Before the war
Military morale was considered high before the war began. In fact, the pre-Vietnam Army was considered the best the United States had ever put into the field. Consequently, the military high command was taken quite by surprise by the rapid disintegration of the very foundations of their power.
As American presence reached major proportions in 1964 and 1965, people joining the military were predominantly poor working class whites or from ethnic minorities.
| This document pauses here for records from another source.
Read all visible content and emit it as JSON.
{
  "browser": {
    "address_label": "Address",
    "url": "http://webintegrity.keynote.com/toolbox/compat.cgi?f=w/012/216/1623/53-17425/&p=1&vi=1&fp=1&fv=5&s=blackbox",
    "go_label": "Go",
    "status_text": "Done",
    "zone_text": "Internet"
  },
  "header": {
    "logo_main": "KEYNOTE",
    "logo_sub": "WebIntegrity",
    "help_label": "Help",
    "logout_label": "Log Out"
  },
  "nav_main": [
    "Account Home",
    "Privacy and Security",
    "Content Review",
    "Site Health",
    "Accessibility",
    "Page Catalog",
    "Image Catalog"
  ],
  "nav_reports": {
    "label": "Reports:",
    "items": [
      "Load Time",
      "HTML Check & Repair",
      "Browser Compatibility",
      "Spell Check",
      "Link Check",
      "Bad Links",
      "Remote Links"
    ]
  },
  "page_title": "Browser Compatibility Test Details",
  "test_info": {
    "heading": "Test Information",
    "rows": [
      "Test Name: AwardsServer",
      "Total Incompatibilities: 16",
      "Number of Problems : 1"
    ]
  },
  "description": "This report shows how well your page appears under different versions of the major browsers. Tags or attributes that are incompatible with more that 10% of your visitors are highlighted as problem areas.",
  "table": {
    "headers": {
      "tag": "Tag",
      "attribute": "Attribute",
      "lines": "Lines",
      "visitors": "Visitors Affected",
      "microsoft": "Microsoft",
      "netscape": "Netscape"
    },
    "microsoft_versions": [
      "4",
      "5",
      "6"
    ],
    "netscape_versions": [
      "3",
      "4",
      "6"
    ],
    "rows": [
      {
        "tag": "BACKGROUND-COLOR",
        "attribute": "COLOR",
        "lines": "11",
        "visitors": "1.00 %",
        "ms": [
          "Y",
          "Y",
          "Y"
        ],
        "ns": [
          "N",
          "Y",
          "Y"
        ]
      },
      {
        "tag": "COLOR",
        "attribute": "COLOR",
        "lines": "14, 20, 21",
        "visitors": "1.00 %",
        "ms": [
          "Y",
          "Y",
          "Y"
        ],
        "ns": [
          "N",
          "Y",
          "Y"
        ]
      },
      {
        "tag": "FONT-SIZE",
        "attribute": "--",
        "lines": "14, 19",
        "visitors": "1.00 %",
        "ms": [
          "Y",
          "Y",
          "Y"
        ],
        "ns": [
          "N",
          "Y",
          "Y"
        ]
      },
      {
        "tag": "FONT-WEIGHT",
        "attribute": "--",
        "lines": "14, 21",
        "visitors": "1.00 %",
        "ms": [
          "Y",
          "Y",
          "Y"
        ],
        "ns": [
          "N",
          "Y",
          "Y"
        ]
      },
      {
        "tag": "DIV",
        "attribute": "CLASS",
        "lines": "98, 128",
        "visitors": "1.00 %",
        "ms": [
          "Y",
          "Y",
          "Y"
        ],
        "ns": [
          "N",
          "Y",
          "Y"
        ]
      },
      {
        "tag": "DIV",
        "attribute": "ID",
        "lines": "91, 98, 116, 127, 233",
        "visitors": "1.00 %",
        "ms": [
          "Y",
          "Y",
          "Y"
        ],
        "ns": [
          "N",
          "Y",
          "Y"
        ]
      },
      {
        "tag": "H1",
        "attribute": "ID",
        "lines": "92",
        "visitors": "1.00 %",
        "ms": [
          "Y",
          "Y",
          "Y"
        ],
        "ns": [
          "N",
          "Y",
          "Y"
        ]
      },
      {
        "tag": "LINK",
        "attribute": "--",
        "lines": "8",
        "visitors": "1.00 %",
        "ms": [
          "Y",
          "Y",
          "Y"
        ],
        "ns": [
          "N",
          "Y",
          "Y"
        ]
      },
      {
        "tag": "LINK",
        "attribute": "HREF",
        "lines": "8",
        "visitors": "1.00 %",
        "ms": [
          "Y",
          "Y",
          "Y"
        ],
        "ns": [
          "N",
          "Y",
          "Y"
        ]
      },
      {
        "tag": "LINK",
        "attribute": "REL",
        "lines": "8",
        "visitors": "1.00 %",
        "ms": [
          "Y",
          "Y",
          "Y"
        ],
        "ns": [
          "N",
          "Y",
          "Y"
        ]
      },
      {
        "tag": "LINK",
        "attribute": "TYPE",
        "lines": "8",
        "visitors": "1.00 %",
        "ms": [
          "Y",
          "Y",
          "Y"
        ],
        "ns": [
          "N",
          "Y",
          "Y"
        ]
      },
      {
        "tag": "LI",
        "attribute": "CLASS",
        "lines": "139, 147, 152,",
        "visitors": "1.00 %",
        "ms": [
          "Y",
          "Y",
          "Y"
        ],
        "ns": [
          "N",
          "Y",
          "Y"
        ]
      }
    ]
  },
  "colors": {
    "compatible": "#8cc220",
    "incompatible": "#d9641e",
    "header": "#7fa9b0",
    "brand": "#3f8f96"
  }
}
University attendance and draft resistance saved many better-off young white people from the draft, and many other less privileged workers signed up in order to avoid a prison term, or simply due to the promises of a secure job and specialist training.
The image these young people had of life in the military was shattered quite rapidly by the harsh reality they faced.
Those who had enlisted found that the promises made by recruiters vanished into thin air once they were in boot camp. Guarantees of special training and choice assignments were simply swept away. This is a fairly standard procedure used to snare enlistees. In fact, the military regulations state that only the enlistee, not the military, is bound by the specifics of the recruiting contract. In addition, both enlistees and draftees faced the daily harassment, the brutal de-personalisation, and ultimately the dangers and meaninglessness of the endless ground war in Vietnam. These pressures were particularly intense for non-white GIs, most of whom were affected by the rising black consciousness and a heightened awareness of their oppression.
These forces combined to produce the disintegration of the Vietnam era military. This disintegration developed slowly, but once it reached a general level it became epidemic in its proportions. In its midst developed a conscious and organised resistance, which both furthered the disintegration and attempted to channel it in a political direction.